The Product Owner may do this work or delegate the responsibility to others on the Scrum Team. Regardless of who does the work, the Product Owner remains accountable for it being accomplished.

If someone in the organization wants a change in the Product Backlog, they need to discuss this with the Product Owner and try to convince them. But at the end of the day, the Product Owner makes the decision. The Product Owner should also be getting feedback from customers on the product. 

What is a Developer?

A Developer is not necessarily a software developer. They can focus on any type of product work whether software or not and any aspect of helping to design, build, test or ship the product. The specific skills needed by the Developers are often broad and will vary based on the type of work they are doing. However, the Developers are always accountable for:

  • Creating a plan for the Sprint, the Sprint Backlog
  • Instilling quality by adhering to a Definition of Done
  • Adapting their plan each day toward the Sprint Goal
  • Holding each other accountable as professionals

Developers may also have instances where they need to embrace such practices as facilitation, mentoring, teaching and coaching.

What is a Sprint?

Sprints are the heartbeat of Scrum, where ideas are turned into value. The Sprint is the Scrum event that encompasses all of the other Scrum events.

They are fixed length periods of work that last one month or less to create consistency and ensure short iterations for feedback in order to inspect and adapt both how work is done and what is being worked on. If cycles are longer, then the spirit of frequent feedback cycles can be lost. Longer Sprint may also get too complex and may increase risk. A new Sprint starts immediately after the conclusion of the previous Sprint.

Sprints enable predictability by ensuring that the Scrum Team inspects and adapts toward the Product Goal and Sprint Goal each Sprint:

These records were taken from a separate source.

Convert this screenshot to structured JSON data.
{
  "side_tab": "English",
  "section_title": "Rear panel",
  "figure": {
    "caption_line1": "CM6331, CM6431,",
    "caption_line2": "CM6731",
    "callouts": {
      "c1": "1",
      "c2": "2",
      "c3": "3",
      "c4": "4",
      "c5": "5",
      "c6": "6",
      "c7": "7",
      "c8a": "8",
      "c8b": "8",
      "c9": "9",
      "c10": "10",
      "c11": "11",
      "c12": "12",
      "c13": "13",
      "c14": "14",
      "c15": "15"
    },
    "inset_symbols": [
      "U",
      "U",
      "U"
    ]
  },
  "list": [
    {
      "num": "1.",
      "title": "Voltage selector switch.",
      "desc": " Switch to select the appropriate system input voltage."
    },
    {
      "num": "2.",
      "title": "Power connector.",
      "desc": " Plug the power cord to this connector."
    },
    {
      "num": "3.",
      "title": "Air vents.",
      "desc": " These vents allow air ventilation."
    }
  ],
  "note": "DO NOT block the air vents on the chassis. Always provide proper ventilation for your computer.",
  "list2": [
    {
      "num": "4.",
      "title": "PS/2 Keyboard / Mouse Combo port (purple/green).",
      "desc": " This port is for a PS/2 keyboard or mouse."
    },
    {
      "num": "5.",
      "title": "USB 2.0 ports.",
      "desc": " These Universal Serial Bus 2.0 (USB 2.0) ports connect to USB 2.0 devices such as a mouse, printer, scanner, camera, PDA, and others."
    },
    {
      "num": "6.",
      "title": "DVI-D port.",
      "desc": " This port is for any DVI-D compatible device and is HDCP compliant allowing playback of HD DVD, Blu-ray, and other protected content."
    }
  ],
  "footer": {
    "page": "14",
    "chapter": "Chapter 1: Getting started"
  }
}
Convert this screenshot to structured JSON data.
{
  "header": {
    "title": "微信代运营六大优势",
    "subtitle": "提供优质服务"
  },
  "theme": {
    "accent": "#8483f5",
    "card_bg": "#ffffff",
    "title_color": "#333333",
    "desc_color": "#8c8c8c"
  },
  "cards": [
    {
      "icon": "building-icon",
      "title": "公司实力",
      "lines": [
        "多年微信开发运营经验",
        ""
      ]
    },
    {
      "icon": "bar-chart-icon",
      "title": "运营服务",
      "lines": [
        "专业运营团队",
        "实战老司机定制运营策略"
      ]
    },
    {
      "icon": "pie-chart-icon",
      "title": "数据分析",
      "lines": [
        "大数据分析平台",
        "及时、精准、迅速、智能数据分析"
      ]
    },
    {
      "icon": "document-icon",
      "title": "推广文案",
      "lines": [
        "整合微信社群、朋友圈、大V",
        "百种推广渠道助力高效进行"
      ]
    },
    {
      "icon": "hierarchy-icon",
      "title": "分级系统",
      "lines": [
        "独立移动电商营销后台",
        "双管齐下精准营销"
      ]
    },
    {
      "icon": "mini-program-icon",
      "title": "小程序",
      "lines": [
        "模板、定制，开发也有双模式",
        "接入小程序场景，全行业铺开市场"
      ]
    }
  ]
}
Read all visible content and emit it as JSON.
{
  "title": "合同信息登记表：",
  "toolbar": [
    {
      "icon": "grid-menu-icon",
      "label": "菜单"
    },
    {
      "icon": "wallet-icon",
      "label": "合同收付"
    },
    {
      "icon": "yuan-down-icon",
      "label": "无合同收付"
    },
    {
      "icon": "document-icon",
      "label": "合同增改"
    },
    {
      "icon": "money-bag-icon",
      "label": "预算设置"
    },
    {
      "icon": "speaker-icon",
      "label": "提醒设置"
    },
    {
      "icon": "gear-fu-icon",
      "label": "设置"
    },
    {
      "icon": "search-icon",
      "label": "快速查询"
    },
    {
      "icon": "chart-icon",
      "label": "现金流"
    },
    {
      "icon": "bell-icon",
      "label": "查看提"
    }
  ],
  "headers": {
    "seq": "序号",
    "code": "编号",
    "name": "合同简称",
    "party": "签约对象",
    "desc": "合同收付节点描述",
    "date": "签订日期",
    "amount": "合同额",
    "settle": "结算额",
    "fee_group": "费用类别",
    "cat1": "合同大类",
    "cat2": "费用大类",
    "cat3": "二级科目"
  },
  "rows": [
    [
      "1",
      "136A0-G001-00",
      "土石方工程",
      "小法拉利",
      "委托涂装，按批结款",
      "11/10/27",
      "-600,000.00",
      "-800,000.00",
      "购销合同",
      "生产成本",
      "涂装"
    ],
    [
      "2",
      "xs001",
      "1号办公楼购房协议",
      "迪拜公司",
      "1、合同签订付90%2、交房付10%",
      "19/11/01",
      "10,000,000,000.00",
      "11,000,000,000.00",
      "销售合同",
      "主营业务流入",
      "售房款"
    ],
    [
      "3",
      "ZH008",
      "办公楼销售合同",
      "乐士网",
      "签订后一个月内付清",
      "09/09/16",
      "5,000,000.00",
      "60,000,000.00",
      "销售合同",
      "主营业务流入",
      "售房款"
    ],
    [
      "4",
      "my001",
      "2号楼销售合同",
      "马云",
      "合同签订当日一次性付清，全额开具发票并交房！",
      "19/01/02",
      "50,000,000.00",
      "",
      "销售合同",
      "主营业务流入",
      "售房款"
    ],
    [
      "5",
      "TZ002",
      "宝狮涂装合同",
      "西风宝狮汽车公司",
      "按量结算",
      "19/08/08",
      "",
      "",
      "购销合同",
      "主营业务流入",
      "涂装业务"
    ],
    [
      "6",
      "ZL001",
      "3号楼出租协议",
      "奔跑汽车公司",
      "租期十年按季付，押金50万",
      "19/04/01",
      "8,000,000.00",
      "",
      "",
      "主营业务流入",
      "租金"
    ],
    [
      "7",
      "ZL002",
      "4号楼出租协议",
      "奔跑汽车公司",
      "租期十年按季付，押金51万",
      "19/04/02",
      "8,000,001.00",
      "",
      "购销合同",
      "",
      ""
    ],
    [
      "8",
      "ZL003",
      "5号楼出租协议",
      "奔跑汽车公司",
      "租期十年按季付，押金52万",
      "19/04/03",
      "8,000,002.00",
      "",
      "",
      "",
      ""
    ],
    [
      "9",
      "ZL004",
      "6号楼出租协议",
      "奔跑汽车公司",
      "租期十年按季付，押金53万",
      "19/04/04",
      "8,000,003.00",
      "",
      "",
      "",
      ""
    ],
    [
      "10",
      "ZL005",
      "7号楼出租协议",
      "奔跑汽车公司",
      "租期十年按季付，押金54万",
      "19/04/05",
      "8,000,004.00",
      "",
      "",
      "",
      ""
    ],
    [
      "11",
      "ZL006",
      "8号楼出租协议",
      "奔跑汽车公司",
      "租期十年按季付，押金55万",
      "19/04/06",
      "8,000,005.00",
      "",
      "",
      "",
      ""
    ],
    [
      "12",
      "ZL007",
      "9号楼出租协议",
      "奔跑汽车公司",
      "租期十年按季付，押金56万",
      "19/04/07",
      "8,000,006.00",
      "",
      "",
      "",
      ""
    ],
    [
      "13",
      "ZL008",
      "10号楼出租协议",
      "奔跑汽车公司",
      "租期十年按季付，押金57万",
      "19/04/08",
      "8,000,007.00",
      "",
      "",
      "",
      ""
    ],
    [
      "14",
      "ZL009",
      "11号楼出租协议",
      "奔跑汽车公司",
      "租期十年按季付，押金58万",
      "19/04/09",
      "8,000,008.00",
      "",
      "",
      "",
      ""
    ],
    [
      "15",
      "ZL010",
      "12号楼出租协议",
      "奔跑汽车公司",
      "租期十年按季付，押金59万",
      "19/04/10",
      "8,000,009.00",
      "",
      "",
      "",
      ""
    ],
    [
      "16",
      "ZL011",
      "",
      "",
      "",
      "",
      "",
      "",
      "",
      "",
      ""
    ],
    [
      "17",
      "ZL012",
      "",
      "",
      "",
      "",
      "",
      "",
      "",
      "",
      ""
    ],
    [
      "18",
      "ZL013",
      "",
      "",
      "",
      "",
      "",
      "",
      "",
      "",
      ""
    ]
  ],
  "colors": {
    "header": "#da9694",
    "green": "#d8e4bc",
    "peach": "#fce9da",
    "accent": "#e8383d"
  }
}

  • Product Goal– The Product Goal describes a future state of the product which can serve as a target for the Scrum Team to plan against. The Product Goal is in the Product Backlog. The rest of the Product Backlog emerges to define “what” will fulfill the Product Goal. The Product Goal is the long-term objective for the Scrum Team. They must fulfill (or abandon) one objective before taking on the next.
  • Sprint Goal – The Sprint Goal is the single objective for the Sprint. Although the Sprint Goal is a commitment by the Developers, it provides flexibility in terms of the exact work needed to achieve it. The Sprint Goal also creates coherence and focus, encouraging the Scrum Team to work together rather than on separate initiatives.

Sprints should be one month in length or less. Shorter Sprints generate more learning cycles and limit risk to a smaller time frame. Each Sprint may be considered a short stretch of work.

Empiricism is the most important practice for you and your Scrum Team to embrace during the Sprint. There is a lot unknown in complex environments. By embracing empiricism your team will learn by doing and will continue to improve as you navigate complex work. Forward looking decisions can only be made by the Scrum Team based on what has already happened. Various practices exist to forecast progress, like burn-downs, burn-ups, or cumulative flows. While proven useful, these do not replace the importance of empiricism. 





Last Updated on 1 March 2024 by Tuomas Data